As soon as you find ripped-off articles or photos, you need to start collecting evidence as though you were going to court. It'll help in negotiation, even if you don't get to court. And courts like paper much more than they like computer files.
Print everything you find, making sure that your browser is putting the date and time in the page footer. For this reason a printout is better than a screen grab, if harder on the forest. If you know how, you could make a screen grab and add your own date and time, but unscrupulous pirates (and is there any other kind?) know they could get lawyers to quibble - so we won't explain to those who don't know.
You can keep electronic copies on your hard disk as well if you like. They can be easier to find. We recommend making PostScript files because you can re-locate them by searching your hard disk if you forget where you put them - and they're more likely to be accepted in evidence. But a tutorial in how to do that is beyond the scope of this Guide.
How long has it been there?
Copy and paste the URL of the page you have found into www.archive.org to look for earlier versions of the same page. This allows you, with some patience, to find out how long the rip-off has been posted on the web. Print out the earliest version you can find.
Note that you cannot search www.archive.org for content - text or pictures. You have to find the URL (web address) of a page, and then find that in the archive. The archive system appears to wait a few months before displaying pages that it has saved. It may not save every page from a website every time it visits some of that site.
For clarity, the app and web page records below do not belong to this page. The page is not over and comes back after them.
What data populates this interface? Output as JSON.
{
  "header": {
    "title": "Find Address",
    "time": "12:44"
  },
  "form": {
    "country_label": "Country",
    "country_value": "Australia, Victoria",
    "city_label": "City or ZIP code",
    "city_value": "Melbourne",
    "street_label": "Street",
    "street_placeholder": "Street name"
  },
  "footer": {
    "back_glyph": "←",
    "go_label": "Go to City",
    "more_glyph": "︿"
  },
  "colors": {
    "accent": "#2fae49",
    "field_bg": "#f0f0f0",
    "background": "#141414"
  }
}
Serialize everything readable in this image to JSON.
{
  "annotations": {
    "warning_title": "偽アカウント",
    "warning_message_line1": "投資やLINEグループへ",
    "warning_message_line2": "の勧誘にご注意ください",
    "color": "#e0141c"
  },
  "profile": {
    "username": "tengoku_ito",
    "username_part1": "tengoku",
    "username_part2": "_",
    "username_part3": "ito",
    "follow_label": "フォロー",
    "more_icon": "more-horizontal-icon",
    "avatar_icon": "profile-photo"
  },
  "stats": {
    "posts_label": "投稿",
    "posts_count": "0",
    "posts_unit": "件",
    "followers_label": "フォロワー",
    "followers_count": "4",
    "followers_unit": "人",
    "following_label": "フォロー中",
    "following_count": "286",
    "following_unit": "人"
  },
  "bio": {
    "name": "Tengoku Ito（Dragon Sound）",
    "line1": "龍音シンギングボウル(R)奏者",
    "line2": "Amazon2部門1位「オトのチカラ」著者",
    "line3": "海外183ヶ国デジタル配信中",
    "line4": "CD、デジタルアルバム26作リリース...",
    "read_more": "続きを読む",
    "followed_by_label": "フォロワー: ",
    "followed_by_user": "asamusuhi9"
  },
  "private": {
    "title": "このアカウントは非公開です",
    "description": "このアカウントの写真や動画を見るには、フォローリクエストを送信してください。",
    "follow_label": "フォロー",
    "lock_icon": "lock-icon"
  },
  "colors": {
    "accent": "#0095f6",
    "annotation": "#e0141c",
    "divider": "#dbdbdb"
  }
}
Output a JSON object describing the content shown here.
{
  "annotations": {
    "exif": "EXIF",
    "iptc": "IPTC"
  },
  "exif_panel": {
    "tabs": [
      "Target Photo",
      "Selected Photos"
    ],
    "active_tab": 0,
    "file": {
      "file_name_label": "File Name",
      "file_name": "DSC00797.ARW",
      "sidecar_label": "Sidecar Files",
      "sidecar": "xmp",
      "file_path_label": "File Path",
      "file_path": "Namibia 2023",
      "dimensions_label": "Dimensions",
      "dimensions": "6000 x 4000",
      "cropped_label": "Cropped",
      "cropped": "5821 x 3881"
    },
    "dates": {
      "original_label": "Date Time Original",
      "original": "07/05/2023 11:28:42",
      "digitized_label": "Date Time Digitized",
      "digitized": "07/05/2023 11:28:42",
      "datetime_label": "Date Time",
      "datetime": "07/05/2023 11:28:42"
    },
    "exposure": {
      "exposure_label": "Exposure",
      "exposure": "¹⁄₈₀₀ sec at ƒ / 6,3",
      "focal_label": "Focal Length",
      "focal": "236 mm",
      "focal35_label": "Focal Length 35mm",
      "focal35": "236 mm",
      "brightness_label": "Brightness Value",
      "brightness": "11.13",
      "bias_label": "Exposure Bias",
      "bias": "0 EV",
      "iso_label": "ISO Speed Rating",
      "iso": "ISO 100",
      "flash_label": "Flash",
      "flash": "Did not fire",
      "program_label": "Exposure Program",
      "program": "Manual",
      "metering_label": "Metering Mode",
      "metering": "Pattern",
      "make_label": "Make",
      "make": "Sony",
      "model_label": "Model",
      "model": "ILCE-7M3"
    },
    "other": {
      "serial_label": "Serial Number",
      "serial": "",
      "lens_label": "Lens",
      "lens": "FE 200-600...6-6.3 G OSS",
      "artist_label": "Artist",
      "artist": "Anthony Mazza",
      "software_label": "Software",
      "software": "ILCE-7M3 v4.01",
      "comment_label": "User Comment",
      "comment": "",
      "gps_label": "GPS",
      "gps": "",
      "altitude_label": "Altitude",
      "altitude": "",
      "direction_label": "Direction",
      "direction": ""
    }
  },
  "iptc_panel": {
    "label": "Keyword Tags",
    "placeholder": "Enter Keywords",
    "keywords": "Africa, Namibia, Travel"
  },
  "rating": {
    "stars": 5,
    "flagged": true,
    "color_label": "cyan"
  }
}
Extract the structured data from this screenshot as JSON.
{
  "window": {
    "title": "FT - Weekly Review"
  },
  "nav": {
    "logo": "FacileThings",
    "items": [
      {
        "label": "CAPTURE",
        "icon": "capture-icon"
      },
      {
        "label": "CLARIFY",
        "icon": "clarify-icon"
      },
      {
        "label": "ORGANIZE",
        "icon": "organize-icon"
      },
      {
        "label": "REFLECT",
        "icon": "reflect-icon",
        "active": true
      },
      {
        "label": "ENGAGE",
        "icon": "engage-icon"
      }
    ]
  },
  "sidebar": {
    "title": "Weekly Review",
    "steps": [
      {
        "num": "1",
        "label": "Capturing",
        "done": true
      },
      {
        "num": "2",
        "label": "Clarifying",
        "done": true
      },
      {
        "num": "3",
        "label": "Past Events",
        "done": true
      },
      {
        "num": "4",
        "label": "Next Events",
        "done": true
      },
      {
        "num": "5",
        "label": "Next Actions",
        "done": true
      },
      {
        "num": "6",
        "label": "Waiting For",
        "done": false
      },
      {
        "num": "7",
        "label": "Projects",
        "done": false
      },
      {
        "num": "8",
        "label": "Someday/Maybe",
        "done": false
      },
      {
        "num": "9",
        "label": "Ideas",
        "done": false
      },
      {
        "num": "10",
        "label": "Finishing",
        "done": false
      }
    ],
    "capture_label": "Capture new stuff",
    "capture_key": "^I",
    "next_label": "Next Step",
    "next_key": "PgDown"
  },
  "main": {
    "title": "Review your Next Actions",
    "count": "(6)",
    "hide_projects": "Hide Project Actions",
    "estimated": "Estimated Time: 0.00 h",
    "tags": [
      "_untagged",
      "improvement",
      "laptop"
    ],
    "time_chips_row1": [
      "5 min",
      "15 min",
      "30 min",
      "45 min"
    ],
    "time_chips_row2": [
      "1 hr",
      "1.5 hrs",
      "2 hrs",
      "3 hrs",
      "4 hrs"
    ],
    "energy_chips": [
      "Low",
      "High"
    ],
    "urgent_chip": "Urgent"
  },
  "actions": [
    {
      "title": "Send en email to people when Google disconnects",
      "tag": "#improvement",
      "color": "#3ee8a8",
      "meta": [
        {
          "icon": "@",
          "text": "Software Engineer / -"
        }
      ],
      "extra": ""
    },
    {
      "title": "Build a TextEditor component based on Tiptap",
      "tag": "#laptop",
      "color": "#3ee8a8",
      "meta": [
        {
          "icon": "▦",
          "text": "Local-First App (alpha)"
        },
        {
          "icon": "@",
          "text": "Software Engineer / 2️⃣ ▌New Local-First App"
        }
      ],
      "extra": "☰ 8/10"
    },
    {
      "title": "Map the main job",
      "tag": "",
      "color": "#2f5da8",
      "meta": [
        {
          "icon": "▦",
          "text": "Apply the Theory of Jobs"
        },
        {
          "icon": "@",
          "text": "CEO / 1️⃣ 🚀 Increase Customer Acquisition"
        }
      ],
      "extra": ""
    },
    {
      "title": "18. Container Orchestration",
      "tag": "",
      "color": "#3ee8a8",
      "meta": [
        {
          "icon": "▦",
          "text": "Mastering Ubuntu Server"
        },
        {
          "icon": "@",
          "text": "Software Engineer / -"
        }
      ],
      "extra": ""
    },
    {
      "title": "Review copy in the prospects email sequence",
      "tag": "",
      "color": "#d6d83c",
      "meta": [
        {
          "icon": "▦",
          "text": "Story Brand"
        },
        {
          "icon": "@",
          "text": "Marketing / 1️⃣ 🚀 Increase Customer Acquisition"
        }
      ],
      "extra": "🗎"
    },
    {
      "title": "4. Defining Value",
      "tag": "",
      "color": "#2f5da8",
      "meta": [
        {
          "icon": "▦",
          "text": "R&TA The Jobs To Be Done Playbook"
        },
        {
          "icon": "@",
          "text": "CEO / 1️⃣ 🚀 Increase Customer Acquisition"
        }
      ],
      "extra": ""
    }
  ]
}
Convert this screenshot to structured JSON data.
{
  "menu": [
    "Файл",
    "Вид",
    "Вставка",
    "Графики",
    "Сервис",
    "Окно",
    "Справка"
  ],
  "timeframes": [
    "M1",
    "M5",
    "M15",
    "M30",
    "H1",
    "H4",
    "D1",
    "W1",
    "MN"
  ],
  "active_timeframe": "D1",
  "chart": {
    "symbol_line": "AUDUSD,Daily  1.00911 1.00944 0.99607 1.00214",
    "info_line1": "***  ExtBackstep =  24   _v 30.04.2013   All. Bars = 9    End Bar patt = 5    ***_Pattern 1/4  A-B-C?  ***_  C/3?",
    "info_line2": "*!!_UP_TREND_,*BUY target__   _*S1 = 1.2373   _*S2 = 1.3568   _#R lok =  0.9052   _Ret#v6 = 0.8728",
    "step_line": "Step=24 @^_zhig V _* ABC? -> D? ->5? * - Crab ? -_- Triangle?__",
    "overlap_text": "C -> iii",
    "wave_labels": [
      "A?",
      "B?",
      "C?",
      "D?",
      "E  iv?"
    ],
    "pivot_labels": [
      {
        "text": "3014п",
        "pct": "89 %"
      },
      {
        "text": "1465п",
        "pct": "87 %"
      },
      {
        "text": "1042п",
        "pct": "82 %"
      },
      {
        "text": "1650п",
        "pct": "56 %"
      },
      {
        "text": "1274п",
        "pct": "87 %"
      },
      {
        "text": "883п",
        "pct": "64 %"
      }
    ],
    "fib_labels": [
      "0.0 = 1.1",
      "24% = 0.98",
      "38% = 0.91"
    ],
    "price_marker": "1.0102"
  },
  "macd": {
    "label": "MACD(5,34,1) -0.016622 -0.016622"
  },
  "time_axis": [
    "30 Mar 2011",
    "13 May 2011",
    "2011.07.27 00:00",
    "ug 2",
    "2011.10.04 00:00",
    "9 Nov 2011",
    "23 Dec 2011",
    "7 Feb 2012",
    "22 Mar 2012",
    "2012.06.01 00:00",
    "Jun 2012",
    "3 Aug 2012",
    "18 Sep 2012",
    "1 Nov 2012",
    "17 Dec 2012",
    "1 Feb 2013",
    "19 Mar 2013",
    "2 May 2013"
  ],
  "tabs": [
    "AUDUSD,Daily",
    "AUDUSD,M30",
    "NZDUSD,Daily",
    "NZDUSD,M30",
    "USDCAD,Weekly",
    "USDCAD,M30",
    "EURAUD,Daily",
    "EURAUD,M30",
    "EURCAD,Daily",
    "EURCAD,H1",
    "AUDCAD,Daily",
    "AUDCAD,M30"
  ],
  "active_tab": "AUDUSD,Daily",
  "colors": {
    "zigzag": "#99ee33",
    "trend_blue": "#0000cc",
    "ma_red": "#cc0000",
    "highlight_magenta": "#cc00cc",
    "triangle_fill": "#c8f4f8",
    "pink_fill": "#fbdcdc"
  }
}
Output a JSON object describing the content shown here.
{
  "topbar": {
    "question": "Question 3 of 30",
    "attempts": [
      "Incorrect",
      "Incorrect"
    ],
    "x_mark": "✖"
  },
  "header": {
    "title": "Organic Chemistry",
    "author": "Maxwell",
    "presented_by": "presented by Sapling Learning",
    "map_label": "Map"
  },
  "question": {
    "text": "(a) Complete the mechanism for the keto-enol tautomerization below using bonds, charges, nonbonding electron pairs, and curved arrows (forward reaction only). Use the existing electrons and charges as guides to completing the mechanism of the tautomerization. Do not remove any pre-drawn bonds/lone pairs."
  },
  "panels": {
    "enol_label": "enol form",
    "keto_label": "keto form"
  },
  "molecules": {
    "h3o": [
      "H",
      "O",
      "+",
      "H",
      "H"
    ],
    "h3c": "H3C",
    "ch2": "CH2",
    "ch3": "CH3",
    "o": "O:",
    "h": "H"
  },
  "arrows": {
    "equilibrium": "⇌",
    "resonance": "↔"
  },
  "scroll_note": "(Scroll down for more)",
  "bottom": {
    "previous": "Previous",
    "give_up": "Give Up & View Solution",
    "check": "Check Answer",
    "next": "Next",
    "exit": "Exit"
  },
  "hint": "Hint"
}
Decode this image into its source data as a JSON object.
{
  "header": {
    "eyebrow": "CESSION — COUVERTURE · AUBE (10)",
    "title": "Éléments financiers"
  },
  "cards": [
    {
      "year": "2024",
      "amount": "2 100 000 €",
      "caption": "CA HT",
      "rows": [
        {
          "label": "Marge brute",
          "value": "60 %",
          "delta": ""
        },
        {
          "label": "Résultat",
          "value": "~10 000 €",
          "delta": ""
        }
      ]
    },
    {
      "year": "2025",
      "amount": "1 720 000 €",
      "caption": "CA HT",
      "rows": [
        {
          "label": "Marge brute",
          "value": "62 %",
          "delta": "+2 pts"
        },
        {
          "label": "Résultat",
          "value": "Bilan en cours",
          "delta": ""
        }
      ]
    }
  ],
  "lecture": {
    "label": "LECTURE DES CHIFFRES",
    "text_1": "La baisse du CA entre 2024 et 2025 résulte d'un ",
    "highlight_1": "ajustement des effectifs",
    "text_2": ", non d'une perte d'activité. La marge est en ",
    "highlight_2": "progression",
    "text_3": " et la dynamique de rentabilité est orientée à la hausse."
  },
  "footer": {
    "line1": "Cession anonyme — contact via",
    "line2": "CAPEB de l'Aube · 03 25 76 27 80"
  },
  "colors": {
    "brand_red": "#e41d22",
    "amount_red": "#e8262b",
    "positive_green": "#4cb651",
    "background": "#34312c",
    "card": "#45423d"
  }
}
It often fails to save copies of pictures - but you can often see where they were on the page.
Photographer David Hoffman has recommended visiting www.touchgraph.com (now charging, but offering a 30-day trial: see link below). This maps visually what websites are connected to the one you found (you will need to know how to make sure you "have the latest version of Java installed"). He finds that the sites it finds often have further rip-offs of his pictures.
Text © Mike Holderness & previous contributors; Moral rights asserted. The collection (database right) © National Union of Journalists. Comments to email@example.com please. You may find the glossary helpful.
The National Union of Journalists must not, can not and would not wish to dictate rates or terms of engagement to members or to editors. The information presented here is for guidance and as an aid to equitable negotiation only.
Suggestions apply to contracts governed by UK law only. In any event, nothing here should be construed as legal advice.